◆ Work item:
Please write out all of the data below exactly, without including the pictures.

Collection entries
########################################

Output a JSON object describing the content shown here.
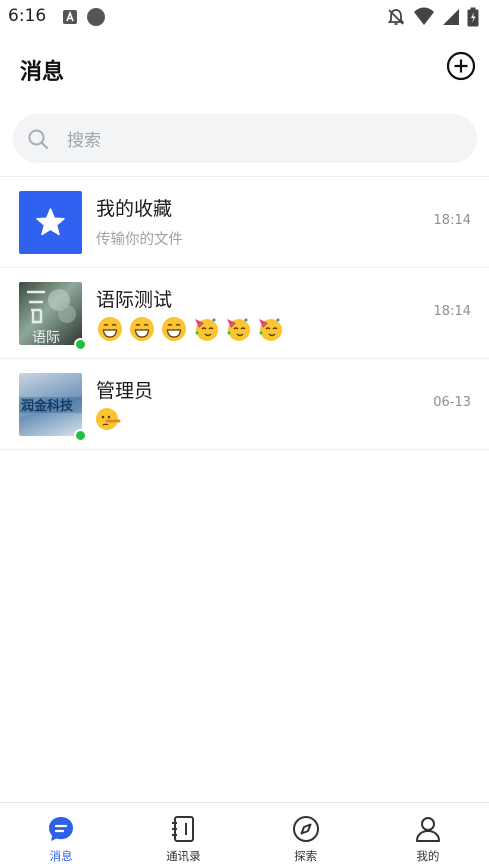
{
  "status_bar": {
    "time": "6:16",
    "icons": [
      "a-notification-icon",
      "circle-notification-icon",
      "bell-off-icon",
      "wifi-icon",
      "signal-icon",
      "battery-icon"
    ]
  },
  "header": {
    "title": "消息",
    "add_icon": "plus-circle-icon"
  },
  "search": {
    "placeholder": "搜索",
    "icon": "search-icon"
  },
  "chats": [
    {
      "name": "我的收藏",
      "preview": "传输你的文件",
      "time": "18:14",
      "avatar": "star-icon",
      "online": false
    },
    {
      "name": "语际测试",
      "preview_emojis": [
        "grin",
        "grin",
        "grin",
        "party",
        "party",
        "party"
      ],
      "time": "18:14",
      "avatar_text": "语际",
      "online": true
    },
    {
      "name": "管理员",
      "preview_emojis": [
        "lying-face"
      ],
      "time": "06-13",
      "avatar_text": "润金科技",
      "online": true
    }
  ],
  "bottom_nav": [
    {
      "label": "消息",
      "icon": "chat-bubble-icon",
      "active": true
    },
    {
      "label": "通讯录",
      "icon": "contacts-book-icon",
      "active": false
    },
    {
      "label": "探索",
      "icon": "compass-icon",
      "active": false
    },
    {
      "label": "我的",
      "icon": "person-icon",
      "active": false
    }
  ],
  "colors": {
    "accent": "#2c61e8",
    "online": "#22c03c",
    "search_bg": "#f3f4f6",
    "muted_text": "#9ea2a8"
  }
}
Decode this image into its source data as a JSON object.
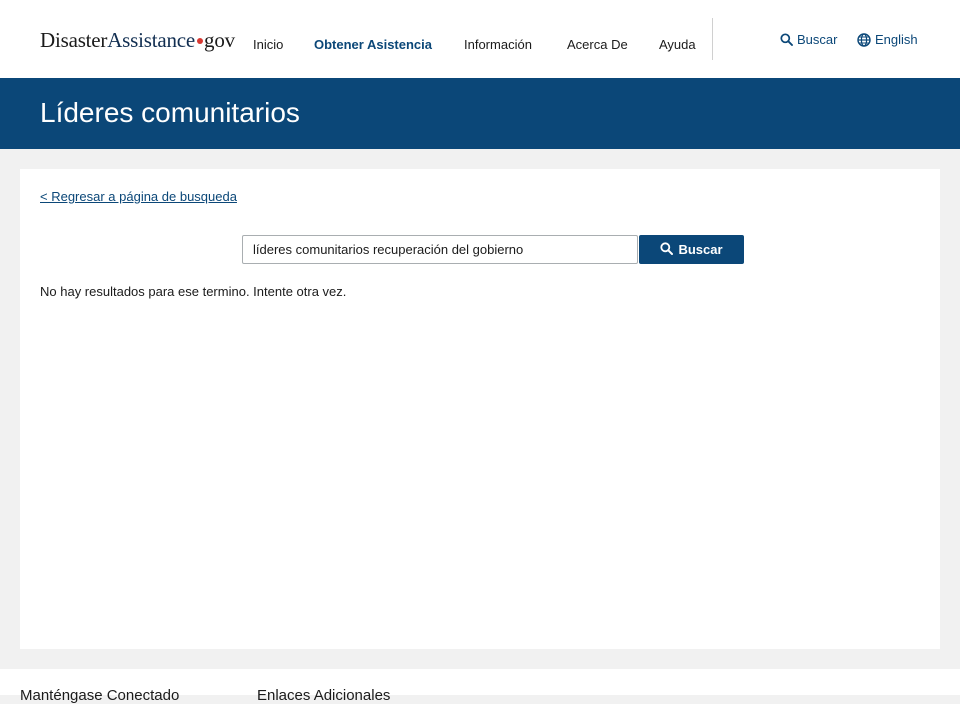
{
  "header": {
    "logo": {
      "part1": "Disaster",
      "part2": "Assistance",
      "part3": "gov"
    },
    "nav": [
      {
        "label": "Inicio",
        "active": false
      },
      {
        "label": "Obtener Asistencia",
        "active": true
      },
      {
        "label": "Información",
        "active": false
      },
      {
        "label": "Acerca De",
        "active": false
      },
      {
        "label": "Ayuda",
        "active": false
      }
    ],
    "search_link": {
      "label": "Buscar",
      "icon": "search-icon"
    },
    "language_link": {
      "label": "English",
      "icon": "globe-icon"
    }
  },
  "banner": {
    "title": "Líderes comunitarios"
  },
  "main": {
    "back_link": "< Regresar a página de busqueda",
    "search": {
      "value": "líderes comunitarios recuperación del gobierno",
      "button_label": "Buscar",
      "button_icon": "search-icon"
    },
    "message": "No hay resultados para ese termino. Intente otra vez."
  },
  "footer": {
    "headings": [
      "Manténgase Conectado",
      "Enlaces Adicionales"
    ]
  },
  "colors": {
    "brand_blue": "#0b4778",
    "logo_dot": "#d83933",
    "page_bg": "#f1f1f1"
  }
}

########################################

◆ Written response:
Output a JSON object describing the content shown here.
{
  "status_bar": {
    "time": "6:16",
    "icons": [
      "a-notification-icon",
      "circle-notification-icon",
      "bell-off-icon",
      "wifi-icon",
      "signal-icon",
      "battery-icon"
    ]
  },
  "header": {
    "title": "消息",
    "add_icon": "plus-circle-icon"
  },
  "search": {
    "placeholder": "搜索",
    "icon": "search-icon"
  },
  "chats": [
    {
      "name": "我的收藏",
      "preview": "传输你的文件",
      "time": "18:14",
      "avatar": "star-icon",
      "online": false
    },
    {
      "name": "语际测试",
      "preview_emojis": [
        "grin",
        "grin",
        "grin",
        "party",
        "party",
        "party"
      ],
      "time": "18:14",
      "avatar_text": "语际",
      "online": true
    },
    {
      "name": "管理员",
      "preview_emojis": [
        "lying-face"
      ],
      "time": "06-13",
      "avatar_text": "润金科技",
      "online": true
    }
  ],
  "bottom_nav": [
    {
      "label": "消息",
      "icon": "chat-bubble-icon",
      "active": true
    },
    {
      "label": "通讯录",
      "icon": "contacts-book-icon",
      "active": false
    },
    {
      "label": "探索",
      "icon": "compass-icon",
      "active": false
    },
    {
      "label": "我的",
      "icon": "person-icon",
      "active": false
    }
  ],
  "colors": {
    "accent": "#2c61e8",
    "online": "#22c03c",
    "search_bg": "#f3f4f6",
    "muted_text": "#9ea2a8"
  }
}
Decode this image into its source data as a JSON object.
{
  "header": {
    "logo": {
      "part1": "Disaster",
      "part2": "Assistance",
      "part3": "gov"
    },
    "nav": [
      {
        "label": "Inicio",
        "active": false
      },
      {
        "label": "Obtener Asistencia",
        "active": true
      },
      {
        "label": "Información",
        "active": false
      },
      {
        "label": "Acerca De",
        "active": false
      },
      {
        "label": "Ayuda",
        "active": false
      }
    ],
    "search_link": {
      "label": "Buscar",
      "icon": "search-icon"
    },
    "language_link": {
      "label": "English",
      "icon": "globe-icon"
    }
  },
  "banner": {
    "title": "Líderes comunitarios"
  },
  "main": {
    "back_link": "< Regresar a página de busqueda",
    "search": {
      "value": "líderes comunitarios recuperación del gobierno",
      "button_label": "Buscar",
      "button_icon": "search-icon"
    },
    "message": "No hay resultados para ese termino. Intente otra vez."
  },
  "footer": {
    "headings": [
      "Manténgase Conectado",
      "Enlaces Adicionales"
    ]
  },
  "colors": {
    "brand_blue": "#0b4778",
    "logo_dot": "#d83933",
    "page_bg": "#f1f1f1"
  }
}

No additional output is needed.